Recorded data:
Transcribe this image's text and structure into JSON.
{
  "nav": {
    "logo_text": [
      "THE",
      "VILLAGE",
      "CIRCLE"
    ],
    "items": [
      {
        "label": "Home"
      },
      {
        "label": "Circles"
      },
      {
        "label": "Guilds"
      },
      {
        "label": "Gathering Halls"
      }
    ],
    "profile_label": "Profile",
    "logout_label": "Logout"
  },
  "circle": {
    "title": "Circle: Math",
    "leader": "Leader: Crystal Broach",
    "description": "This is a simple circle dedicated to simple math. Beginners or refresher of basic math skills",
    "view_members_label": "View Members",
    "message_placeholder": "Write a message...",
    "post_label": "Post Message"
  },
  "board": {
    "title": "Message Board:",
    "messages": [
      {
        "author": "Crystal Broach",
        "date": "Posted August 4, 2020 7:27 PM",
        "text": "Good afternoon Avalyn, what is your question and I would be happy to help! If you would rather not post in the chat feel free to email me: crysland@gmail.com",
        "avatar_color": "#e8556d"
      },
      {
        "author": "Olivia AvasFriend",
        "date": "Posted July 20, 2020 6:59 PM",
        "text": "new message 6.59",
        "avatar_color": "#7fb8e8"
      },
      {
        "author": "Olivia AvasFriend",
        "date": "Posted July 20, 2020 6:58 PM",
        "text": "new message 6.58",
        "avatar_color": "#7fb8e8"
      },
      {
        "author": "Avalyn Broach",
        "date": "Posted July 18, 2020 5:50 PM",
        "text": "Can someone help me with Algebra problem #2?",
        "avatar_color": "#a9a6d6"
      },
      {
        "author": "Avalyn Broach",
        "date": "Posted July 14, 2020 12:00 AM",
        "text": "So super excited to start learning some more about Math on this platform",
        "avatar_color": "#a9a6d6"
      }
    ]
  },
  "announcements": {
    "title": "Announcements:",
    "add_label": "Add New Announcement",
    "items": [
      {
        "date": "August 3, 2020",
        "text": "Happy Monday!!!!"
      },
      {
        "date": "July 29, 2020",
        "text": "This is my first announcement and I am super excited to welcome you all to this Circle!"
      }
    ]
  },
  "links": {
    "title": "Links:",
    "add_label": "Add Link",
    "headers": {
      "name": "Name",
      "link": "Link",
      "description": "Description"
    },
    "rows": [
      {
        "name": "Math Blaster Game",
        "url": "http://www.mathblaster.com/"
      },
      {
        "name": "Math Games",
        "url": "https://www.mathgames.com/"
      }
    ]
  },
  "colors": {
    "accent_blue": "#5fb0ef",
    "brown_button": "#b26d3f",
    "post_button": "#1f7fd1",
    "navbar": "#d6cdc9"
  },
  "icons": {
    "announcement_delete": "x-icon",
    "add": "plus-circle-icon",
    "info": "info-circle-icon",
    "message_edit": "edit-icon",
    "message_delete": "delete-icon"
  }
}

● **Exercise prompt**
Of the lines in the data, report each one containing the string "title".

● **Expected output**
    "title": "Circle: Math",
    "title": "Message Board:",
    "title": "Announcements:",
    "title": "Links:",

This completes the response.